nonspecific (unknown)
What is function of antibody IgE?
Hypersensitivity & anaphylaxis
What is function of antibody IgG?
Defense against systemic infection
What is function of antibody IgM?
Bacterial cell lysis
Vaccinations are an example of which type of immunity (active/passive)?
Infusions of IgG to provide a patient with Ab to a dz is an example of what type of immunity (active/passive)?
passive immunity
What does it mean if a person is atopic?
- increased allergy tendency
- maintain large quantities of IgE
What determines if a systemic immediate hypersensitivity reaction is anaphylacTIC or anaphylacTOID?
- anaphylacTIC is an IgE-mediated immune response and only requires minute amounts to trigger a rxn
- anaphylacTOID is a non IgE-mediated immune response and generally require systemic exposure in larger amounts
How late can an anaphylactic reaction develop?
Up to several hours later
How many hypersensitivity reactions are there?
What receptors does histamine affect and what happens when they are stimulated?
- H1 (smooth muscle contraction, vasodilation, increased vascular permeability)
- H2 (increased gastric secretion & cardiac stimulation)
- H3 (inhibits release of some neurotransmitters at presynaptic sites)
What is the non-IV dose of Epinephrine for anaphylaxis in adults?

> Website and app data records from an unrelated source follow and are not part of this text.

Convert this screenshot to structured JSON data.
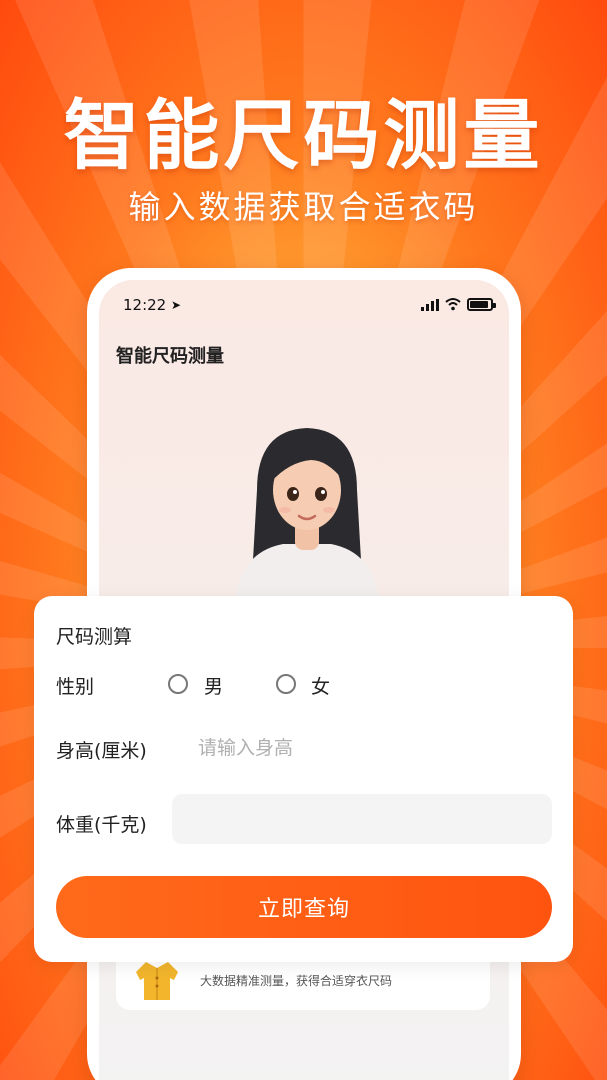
{
  "promo": {
    "title": "智能尺码测量",
    "subtitle": "输入数据获取合适衣码"
  },
  "status_bar": {
    "time": "12:22"
  },
  "screen": {
    "title": "智能尺码测量"
  },
  "form": {
    "title": "尺码测算",
    "gender_label": "性别",
    "gender_options": [
      "男",
      "女"
    ],
    "height_label": "身高(厘米)",
    "height_placeholder": "请输入身高",
    "height_value": "",
    "weight_label": "体重(千克)",
    "weight_value": "",
    "submit_label": "立即查询"
  },
  "info_card": {
    "text": "大数据精准测量，获得合适穿衣尺码"
  },
  "colors": {
    "accent": "#ff5a14",
    "background_top": "#ff4a0e",
    "background_glow": "#ffd26a"
  }
}
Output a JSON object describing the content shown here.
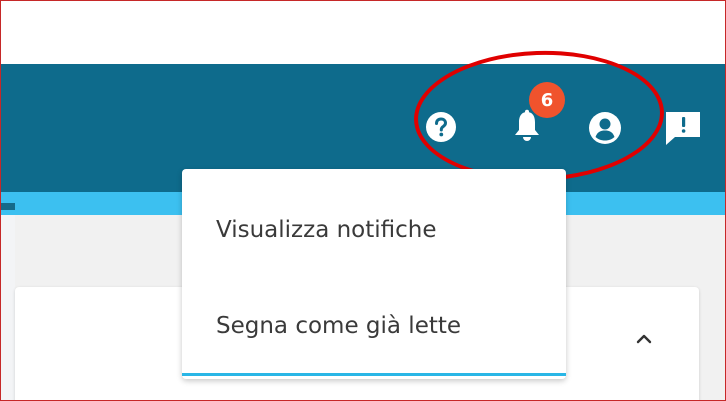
{
  "header": {
    "icons": [
      {
        "name": "help-icon"
      },
      {
        "name": "bell-icon"
      },
      {
        "name": "account-icon"
      },
      {
        "name": "chat-icon"
      }
    ],
    "notification_count": "6"
  },
  "notifications_menu": {
    "items": [
      {
        "label": "Visualizza notifiche"
      },
      {
        "label": "Segna come già lette"
      }
    ]
  },
  "colors": {
    "nav_bar": "#0e6b8c",
    "accent_strip": "#3cc0f0",
    "badge": "#f0532d",
    "annotation": "#e00000",
    "menu_underline": "#29b6e6"
  }
}
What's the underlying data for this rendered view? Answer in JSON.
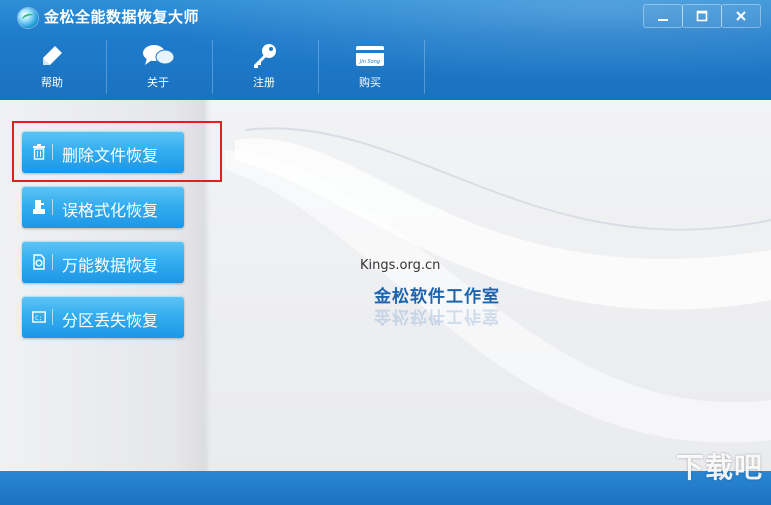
{
  "window": {
    "title": "金松全能数据恢复大师",
    "controls": {
      "minimize": "minimize",
      "maximize": "maximize",
      "close": "close"
    }
  },
  "toolbar": {
    "items": [
      {
        "label": "帮助",
        "icon": "pencil-icon"
      },
      {
        "label": "关于",
        "icon": "chat-bubble-icon"
      },
      {
        "label": "注册",
        "icon": "key-icon"
      },
      {
        "label": "购买",
        "icon": "card-icon",
        "icon_text": "Jin Song"
      }
    ]
  },
  "menu": {
    "items": [
      {
        "label": "删除文件恢复",
        "icon": "trash-icon"
      },
      {
        "label": "误格式化恢复",
        "icon": "format-icon"
      },
      {
        "label": "万能数据恢复",
        "icon": "disk-search-icon"
      },
      {
        "label": "分区丢失恢复",
        "icon": "partition-icon"
      }
    ],
    "highlighted_index": 0
  },
  "content": {
    "site": "Kings.org.cn",
    "studio": "金松软件工作室"
  },
  "watermark": "下载吧",
  "colors": {
    "accent": "#1f7ccb",
    "button": "#35aef0",
    "highlight": "#e02020",
    "studio": "#1c63b0"
  }
}
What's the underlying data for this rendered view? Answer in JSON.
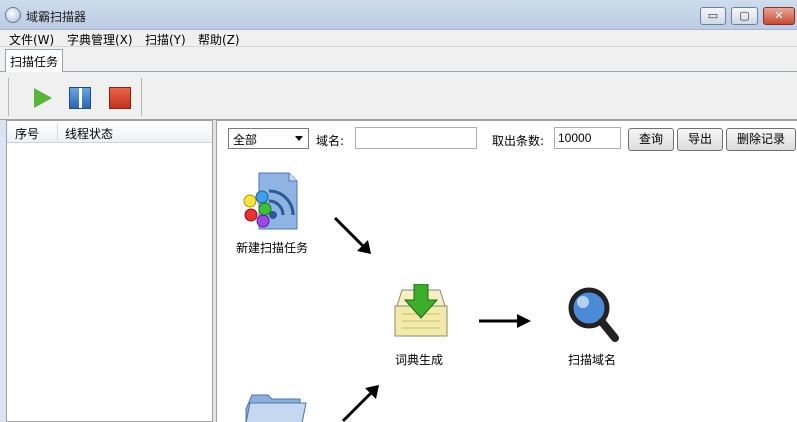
{
  "window": {
    "title": "域霸扫描器",
    "min_glyph": "▭",
    "max_glyph": "▢",
    "close_glyph": "✕"
  },
  "menu": [
    "文件(W)",
    "字典管理(X)",
    "扫描(Y)",
    "帮助(Z)"
  ],
  "tabs": [
    {
      "label": "扫描任务"
    }
  ],
  "toolbar": {
    "buttons": [
      "play-icon",
      "pause-icon",
      "stop-icon"
    ]
  },
  "task_list": {
    "columns": [
      "序号",
      "线程状态"
    ]
  },
  "filter": {
    "select_value": "全部",
    "domain_label": "域名:",
    "domain_value": "",
    "count_label": "取出条数:",
    "count_value": "10000",
    "query_label": "查询",
    "export_label": "导出",
    "delete_label": "删除记录"
  },
  "workflow": {
    "new_task": "新建扫描任务",
    "dict_gen": "词典生成",
    "scan_domain": "扫描域名"
  },
  "colors": {
    "play": "#5ab33a",
    "pause": "#2a66b4",
    "stop": "#c2331d",
    "window_bg": "#dbe4f0"
  }
}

In children?
- 100-500 mcg (0.01-0.05 mg) SQ/IM Q 10-15 min up to 1 mg (1000 mcg)
- 10 mcg/kg SQ/IM Q 15 X 2, then Q 4 up to 500 mcg
What is the most common method of occupation HIV transmission?
Injury with a contaminated hollow-bore needle
What 2 strategies exist after occupational exposure with body fluids?
1. tx with 2+ antiretroviral drugs until tests show tx is unwarranted
2. test all parties involved, then treat if warranted
How quickly can results from a rapid HIV test be obtained?
a few hours or less
When should results from a rapid HIV test be confirmed by laboratory tests?
If positive
True or False:

There is no evidence to support that early antiretroviral medications can prevent the development of HIV infection if given early.
False; evidence has been shown that early antiretroviral meds given early, can prevent HIV infection in occupational and neonatal exposures
What are the major components of body substance isolation precautions?
1. gloves
2. mask
3. eyewear/faceshields
4. gowns/aprons
How often should sterile components of the anesthesia machine be changed?
Between EVERY use